Last week, business owners and individuals from several states sued the IRS and HHS over the agencies’ interpretation and implementation of the Affordable Care Act. The case was engineered by the Competitive Enterprise Institute. CEI’s press release appears here; it contains a link to the Complaint, filed in the federal district court for the D.C. Circuit. This is huge: all of Obamacare hangs on the outcome.
(Disclosure: I serve as CEI’s Chairman, and I have the privilege of knowing every other participant in this particular enterprise.)
ACA mavens, as well as followers of the volokhconspiracy (or any other forum of the VRWC), will be familiar with the issue. A brief, non-technical summary:
Sec. 1311 of the ACA says that each State “shall” establish a health care “Exchange.” Though widely touted as simply a kind of expedia for health insurance, these are regulatory bodies. Individuals who obtain insurance through an Exchange may qualify for certain federal subsidies and tax credits, administered by the IRS. And, if an employer with 50 or more employees fails to offer a “qualified” health plan and only one of his employees purchases insurance through an Exchange, that employer will be subject to a penalty payment for all of his employees.
Constitutional hiccup: the federal government has no business telling states what they “shall” do. Thus, Sec. 1321 instructs the Secretary of HHS to establish Federal Exchanges in non-cooperating states. The genius architects of the ACA didn’t expect that to happen: the subsidy carrot, they thought, would simply be too attractive. As it turns out, though, over half of all states have now declined to establish an Exchange.
Now it comes: the ACA explicitly links the subsidy, tax credit, and employer penalty provisions to exchanges established “by a State”—that is, Sec. 1311 Exchanges. If the statute means what it says, Obamacare’s machinery simply doesn’t apply in half the country.

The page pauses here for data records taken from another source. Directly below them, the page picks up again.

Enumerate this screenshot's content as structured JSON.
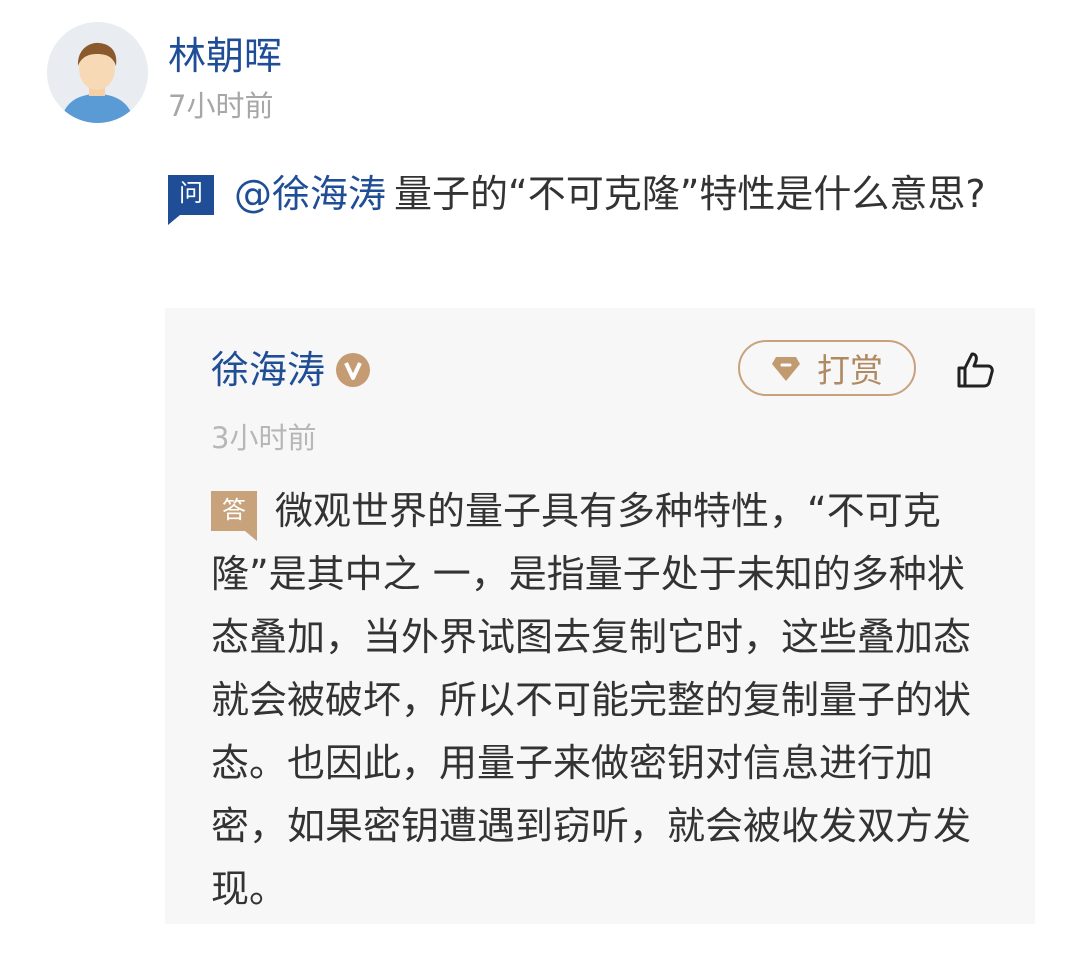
{
  "post": {
    "author": "林朝晖",
    "time": "7小时前",
    "question_badge": "问",
    "mention": "@徐海涛",
    "question": "量子的“不可克隆”特性是什么意思?"
  },
  "answer": {
    "author": "徐海涛",
    "verified_icon": "v-badge-icon",
    "reward_label": "打赏",
    "reward_icon": "gem-icon",
    "like_icon": "thumbs-up-icon",
    "time": "3小时前",
    "answer_badge": "答",
    "text": "微观世界的量子具有多种特性，“不可克隆”是其中之 一，是指量子处于未知的多种状态叠加，当外界试图去复制它时，这些叠加态就会被破坏，所以不可能完整的复制量子的状态。也因此，用量子来做密钥对信息进行加密，如果密钥遭遇到窃听，就会被收发双方发现。"
  },
  "colors": {
    "brand_blue": "#1f4e96",
    "answer_gold": "#c8a27a",
    "card_bg": "#f7f7f7",
    "time_gray": "#a7a7a7"
  }
}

Not a problem, according to the IRS: it’s gunned out a rule saying that Congress meant to include Federal (Sec. 1321) Exchanges. There’s nothing in the statute or its legislative history to support that position; but there’s also nothing to contradict it, and so never mind the specific language. (I kid you not.) HHS has echoed the IRS’s position.
That’s what the plaintiffs in this case, hailing from States where Federal Exchanges are scheduled to open on October 1, are challenging. (A similar case, brought by and on behalf of the State of Oklahoma, is pending.) The argument was first noted by Tom Christina—well-known to faithful followers of this blog, and a fearless explorer of the ACA jungle. (Dr. Livingston, I presume?) It has been developed and defended at considerable length by Jonathan Adler and Michael Cannon—see here. The litigation is headed by the one and only Michael Carvin of Jones, Day.
I’ll have more on this as things progress. For now, two quick points:
- There’s a potent competitive federalism consideration here. Under the statute as written, a state that refuses to establish an exchange deprives some of its citizens (in a manner of speaking) of the subsidies and tax credits that travel with a Sec. 1311 Exchange. But it also keeps its employers free from Obamacare’s mandates; and on balance, that may be a very attractive choice. The feds’ interpretation, in contrast, eliminates that choice and flattens the world; the only “choice” left to states is to wreck their health care markets under Mrs. Sebelius’s commands or else, have her do it on her own. In my book, that’s probably unconstitutional; in any event, it’s an awful federalism model.
- Note the disjunction between legal salience and practical importance. The NFIB v. Sebelius brawl over the “individual mandate” was a big constitutional confrontation. In operational terms, though, it wasn’t all that important. (The mandate was mostly a $30 billion gift to the health insurance lobbies, to say “thank you” for their active cooperation in the slow-motion destruction of private health insurance.) This case is the reverse. There’s no constitutional claim at all, only a straight-up administrative law challenge: Chevron Zero, One, Two; arbitrary and capricious; out of here. It must and will be done right, but there’s nothing unprecedented about it. If successful, though, the case will bring Obamacare’s Exchange engine to a screeching halt. Theoretically, Congress could fix the problem with a minor tweak of the statutory language. Practically, it can’t—not without re-opening the entire statute.
In short, this is for all the marbles.